That is why it is so important to get your kidney function checked at least yearly if you are in a group of people who are at high risk for kidney disease. This includes individuals who have diabetes, high blood pressure, obesity, heart disease or a family history of chronic kidney disease. If you have one of these conditions or even if you are just worried about your kidneys, make sure that you ask your doctor if your kidney function has been checked in the past year. If not, ask if you can get simple blood or urine tests to check how well your kidneys are functioning.

Common tests that your doctor might give include a blood test for a protein called creatinine, and urine tests to see whether you have abnormal amounts of blood or protein in your urine. Creatinine is a muscle protein that builds up in your blood if your kidneys are not working well. A high blood creatinine level may mean that your kidneys are not working properly. Blood or protein in your urine may also indicate problems with your kidneys, and may require your doctor to do further testing to find out the cause. Be sure to ask your doctor about the results and what they mean. If your creatinine level is high, be sure to ask for the number and keep track of the changes in those levels.

There are also questions you should ask your doctor about what you can do to help keep yourself as healthy as possible. This includes asking your doctor:

  • Advice on how to quit smoking if you are an active smoker
  • What a healthy weight is for you and tips on how to lose weight and maintain your weight in a healthy way
  • Recommendations for a kidney-friendly food and fluid plan
  • How much exercise you should be including in your daily routine
  • Any drugs that you should avoid 

Be proactive in knowing about your kidneys and ways to protect them. No one should be more invested in protecting them than you!


Orlando M. Gutiérrez, M.D., M.M.Sc.

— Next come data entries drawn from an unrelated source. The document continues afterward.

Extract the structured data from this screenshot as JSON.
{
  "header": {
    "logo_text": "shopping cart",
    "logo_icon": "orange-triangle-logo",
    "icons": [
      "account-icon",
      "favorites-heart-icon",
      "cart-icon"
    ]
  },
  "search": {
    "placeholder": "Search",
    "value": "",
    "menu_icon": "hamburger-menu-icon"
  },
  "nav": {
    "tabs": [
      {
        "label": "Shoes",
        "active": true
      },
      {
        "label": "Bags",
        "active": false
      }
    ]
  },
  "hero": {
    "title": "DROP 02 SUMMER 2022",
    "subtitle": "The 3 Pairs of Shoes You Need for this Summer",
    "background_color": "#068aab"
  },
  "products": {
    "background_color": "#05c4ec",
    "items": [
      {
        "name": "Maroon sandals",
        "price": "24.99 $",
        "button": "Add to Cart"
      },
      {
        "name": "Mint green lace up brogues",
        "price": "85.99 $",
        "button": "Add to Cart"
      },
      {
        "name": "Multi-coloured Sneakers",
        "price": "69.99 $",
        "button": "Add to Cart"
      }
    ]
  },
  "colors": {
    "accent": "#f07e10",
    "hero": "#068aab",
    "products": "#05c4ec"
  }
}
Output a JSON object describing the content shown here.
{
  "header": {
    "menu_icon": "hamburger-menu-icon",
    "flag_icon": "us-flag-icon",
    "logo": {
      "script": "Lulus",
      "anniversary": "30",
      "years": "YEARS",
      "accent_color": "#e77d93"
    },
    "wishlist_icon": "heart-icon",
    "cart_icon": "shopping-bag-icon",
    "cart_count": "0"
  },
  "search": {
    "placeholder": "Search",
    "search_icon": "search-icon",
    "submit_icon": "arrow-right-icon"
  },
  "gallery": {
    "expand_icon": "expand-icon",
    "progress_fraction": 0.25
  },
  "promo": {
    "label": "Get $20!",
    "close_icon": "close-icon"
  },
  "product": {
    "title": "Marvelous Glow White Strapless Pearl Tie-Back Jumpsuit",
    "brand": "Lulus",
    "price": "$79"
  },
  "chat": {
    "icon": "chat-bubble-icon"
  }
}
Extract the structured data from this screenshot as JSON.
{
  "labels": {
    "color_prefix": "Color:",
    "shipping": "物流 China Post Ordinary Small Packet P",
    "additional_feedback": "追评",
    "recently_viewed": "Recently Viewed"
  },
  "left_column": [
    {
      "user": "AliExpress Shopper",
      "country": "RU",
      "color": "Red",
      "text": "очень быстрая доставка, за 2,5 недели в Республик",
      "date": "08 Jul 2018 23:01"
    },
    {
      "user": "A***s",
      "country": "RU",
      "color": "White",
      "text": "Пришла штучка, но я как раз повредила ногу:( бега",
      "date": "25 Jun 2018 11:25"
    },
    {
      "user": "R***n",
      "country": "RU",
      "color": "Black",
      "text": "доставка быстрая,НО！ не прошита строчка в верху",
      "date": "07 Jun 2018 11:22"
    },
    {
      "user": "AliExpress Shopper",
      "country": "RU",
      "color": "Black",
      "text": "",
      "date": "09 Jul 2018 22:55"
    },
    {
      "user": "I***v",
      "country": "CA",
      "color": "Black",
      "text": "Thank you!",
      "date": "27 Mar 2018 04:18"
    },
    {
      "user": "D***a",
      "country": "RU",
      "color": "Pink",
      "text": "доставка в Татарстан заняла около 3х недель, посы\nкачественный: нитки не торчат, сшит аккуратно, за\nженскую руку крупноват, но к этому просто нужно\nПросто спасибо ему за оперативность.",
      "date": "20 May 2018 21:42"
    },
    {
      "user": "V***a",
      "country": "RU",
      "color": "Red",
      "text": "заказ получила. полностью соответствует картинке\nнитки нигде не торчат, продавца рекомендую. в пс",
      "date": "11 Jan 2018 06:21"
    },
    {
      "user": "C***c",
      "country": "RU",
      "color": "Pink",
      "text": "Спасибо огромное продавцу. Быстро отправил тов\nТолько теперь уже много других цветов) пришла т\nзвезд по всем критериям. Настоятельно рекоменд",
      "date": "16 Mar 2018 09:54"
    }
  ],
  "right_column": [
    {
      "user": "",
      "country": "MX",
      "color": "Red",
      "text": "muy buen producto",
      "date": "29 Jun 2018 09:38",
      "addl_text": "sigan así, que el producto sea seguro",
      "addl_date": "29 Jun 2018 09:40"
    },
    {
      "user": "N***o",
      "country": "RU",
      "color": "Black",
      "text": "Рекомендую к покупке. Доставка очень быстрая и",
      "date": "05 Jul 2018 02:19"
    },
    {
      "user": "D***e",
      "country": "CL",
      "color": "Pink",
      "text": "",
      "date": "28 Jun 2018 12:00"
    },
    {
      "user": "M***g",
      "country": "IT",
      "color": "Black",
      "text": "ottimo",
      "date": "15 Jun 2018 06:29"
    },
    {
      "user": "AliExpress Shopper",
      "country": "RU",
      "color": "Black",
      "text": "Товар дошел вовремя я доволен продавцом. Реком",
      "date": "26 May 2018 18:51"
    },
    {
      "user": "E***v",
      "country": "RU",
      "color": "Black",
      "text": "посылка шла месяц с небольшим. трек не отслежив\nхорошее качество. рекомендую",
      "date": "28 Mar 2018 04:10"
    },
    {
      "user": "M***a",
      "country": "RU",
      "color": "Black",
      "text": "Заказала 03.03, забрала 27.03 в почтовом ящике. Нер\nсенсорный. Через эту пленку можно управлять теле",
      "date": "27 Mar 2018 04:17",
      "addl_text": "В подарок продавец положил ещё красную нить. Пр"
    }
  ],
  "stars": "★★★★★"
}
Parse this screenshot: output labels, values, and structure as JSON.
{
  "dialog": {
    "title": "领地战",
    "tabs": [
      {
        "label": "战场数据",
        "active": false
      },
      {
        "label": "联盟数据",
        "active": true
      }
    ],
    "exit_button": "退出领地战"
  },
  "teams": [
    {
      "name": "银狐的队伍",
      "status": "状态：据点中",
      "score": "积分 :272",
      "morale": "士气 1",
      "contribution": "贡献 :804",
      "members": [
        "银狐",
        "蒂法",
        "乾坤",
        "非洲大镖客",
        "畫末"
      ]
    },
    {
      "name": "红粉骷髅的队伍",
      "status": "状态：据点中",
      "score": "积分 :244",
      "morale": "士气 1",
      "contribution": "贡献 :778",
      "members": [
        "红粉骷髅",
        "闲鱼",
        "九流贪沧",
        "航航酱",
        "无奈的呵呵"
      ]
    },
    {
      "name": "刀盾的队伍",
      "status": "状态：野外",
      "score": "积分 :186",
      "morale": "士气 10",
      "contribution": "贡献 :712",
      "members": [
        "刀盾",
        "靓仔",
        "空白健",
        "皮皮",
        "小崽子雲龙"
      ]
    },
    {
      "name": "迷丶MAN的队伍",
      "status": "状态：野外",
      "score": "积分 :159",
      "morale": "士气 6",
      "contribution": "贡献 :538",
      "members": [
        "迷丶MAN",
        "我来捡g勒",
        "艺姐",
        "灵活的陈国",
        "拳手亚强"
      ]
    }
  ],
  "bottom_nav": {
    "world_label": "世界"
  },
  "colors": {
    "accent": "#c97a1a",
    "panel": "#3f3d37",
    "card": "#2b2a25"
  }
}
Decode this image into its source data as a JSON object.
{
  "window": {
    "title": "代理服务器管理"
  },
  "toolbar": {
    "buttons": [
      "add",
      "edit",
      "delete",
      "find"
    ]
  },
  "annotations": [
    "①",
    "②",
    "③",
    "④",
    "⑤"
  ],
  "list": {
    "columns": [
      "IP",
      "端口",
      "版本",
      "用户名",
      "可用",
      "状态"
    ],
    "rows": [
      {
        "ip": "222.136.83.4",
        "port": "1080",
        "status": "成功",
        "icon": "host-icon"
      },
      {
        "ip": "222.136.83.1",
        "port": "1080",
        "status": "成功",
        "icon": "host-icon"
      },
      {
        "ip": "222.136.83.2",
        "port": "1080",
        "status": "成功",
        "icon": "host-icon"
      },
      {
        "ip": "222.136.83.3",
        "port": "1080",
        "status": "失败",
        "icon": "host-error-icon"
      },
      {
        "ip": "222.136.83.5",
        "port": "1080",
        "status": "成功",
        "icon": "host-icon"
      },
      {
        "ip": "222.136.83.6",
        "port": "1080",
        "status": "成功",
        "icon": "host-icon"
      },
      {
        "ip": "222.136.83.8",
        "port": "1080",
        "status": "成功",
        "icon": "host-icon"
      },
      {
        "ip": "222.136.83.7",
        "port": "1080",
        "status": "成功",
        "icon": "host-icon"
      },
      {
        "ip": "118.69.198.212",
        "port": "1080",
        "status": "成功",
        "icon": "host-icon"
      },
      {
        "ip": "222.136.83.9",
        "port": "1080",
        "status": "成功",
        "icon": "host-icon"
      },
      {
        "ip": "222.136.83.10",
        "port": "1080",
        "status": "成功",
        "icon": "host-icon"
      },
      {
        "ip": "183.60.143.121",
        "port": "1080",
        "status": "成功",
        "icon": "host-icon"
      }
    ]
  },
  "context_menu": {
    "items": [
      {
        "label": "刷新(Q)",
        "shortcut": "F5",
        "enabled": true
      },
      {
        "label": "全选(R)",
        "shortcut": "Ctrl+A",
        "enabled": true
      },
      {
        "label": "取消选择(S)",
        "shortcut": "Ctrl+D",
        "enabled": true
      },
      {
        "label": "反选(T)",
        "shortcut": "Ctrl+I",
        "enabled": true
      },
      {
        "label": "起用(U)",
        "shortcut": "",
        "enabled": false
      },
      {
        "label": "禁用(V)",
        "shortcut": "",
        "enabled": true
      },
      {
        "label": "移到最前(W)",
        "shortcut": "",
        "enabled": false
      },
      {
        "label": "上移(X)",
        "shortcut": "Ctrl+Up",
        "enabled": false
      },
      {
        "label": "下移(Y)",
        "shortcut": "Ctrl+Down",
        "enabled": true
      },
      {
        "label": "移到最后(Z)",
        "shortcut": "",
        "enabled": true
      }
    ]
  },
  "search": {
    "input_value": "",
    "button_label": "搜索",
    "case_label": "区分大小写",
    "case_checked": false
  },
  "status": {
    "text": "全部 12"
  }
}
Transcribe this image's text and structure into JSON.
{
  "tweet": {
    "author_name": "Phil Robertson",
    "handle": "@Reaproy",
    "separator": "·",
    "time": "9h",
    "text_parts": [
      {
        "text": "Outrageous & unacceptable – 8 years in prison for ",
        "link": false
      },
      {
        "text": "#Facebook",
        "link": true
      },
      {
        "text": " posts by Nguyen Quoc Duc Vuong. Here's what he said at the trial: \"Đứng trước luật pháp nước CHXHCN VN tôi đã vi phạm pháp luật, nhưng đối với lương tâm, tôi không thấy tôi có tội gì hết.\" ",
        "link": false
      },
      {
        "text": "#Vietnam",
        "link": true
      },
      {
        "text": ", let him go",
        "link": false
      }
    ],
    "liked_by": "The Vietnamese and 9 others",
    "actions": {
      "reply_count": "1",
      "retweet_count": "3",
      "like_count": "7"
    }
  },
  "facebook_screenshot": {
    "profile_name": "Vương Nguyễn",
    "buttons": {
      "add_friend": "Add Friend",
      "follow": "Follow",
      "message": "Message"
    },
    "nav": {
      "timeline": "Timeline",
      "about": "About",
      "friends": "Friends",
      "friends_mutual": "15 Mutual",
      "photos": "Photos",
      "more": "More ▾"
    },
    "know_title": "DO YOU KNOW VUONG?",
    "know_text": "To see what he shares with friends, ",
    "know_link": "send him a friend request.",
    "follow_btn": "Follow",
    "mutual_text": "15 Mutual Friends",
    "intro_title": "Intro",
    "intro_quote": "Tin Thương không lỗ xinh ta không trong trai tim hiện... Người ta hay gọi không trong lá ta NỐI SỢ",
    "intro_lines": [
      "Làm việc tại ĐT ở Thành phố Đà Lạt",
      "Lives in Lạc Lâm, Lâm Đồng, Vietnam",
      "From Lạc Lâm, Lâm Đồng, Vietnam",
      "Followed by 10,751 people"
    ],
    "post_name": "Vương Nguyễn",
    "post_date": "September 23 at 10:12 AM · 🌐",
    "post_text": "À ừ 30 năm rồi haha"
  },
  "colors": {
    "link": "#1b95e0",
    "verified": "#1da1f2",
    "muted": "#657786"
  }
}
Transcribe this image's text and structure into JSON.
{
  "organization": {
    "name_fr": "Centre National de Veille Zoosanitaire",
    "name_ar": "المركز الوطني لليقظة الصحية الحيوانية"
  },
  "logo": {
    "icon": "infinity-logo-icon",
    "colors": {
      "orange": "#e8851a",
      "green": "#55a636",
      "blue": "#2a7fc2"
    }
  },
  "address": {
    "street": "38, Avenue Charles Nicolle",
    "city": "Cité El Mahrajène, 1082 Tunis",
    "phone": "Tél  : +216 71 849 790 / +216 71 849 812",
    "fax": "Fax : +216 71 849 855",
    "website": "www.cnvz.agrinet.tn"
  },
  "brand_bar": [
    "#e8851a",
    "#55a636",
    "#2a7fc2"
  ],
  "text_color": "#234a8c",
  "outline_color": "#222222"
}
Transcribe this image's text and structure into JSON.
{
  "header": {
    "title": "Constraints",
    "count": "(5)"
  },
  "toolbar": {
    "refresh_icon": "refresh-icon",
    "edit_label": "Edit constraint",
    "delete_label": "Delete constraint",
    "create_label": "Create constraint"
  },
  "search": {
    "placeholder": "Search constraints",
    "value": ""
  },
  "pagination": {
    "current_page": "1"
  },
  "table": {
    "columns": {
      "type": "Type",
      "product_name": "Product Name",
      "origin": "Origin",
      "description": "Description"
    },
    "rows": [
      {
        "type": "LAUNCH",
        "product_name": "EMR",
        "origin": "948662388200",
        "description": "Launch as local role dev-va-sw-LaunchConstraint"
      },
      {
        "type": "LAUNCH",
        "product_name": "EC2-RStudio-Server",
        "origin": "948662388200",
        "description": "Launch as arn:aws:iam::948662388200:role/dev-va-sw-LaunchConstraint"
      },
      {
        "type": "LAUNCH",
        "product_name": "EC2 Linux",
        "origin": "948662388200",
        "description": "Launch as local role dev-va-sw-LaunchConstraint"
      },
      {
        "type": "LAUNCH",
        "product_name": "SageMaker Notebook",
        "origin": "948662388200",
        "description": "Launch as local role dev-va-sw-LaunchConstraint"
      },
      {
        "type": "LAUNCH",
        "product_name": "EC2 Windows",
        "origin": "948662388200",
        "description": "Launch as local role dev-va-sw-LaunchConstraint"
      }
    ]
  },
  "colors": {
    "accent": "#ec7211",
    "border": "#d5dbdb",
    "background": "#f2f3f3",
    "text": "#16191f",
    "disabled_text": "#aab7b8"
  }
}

Dr. Gutiérrez served as the American Kidney Fund’s Chair of Medical Affairs and is a former member of the AKF National Board of Trustees. He is an Assistant Professor of Medicine in the School of Medicine at the University of Alabama at Birmingham and an Assistant Professor of Epidemiology in the School of Public Health. He also serves as the section head for outcomes and epidemiology research in the school’s Division of Nephrology.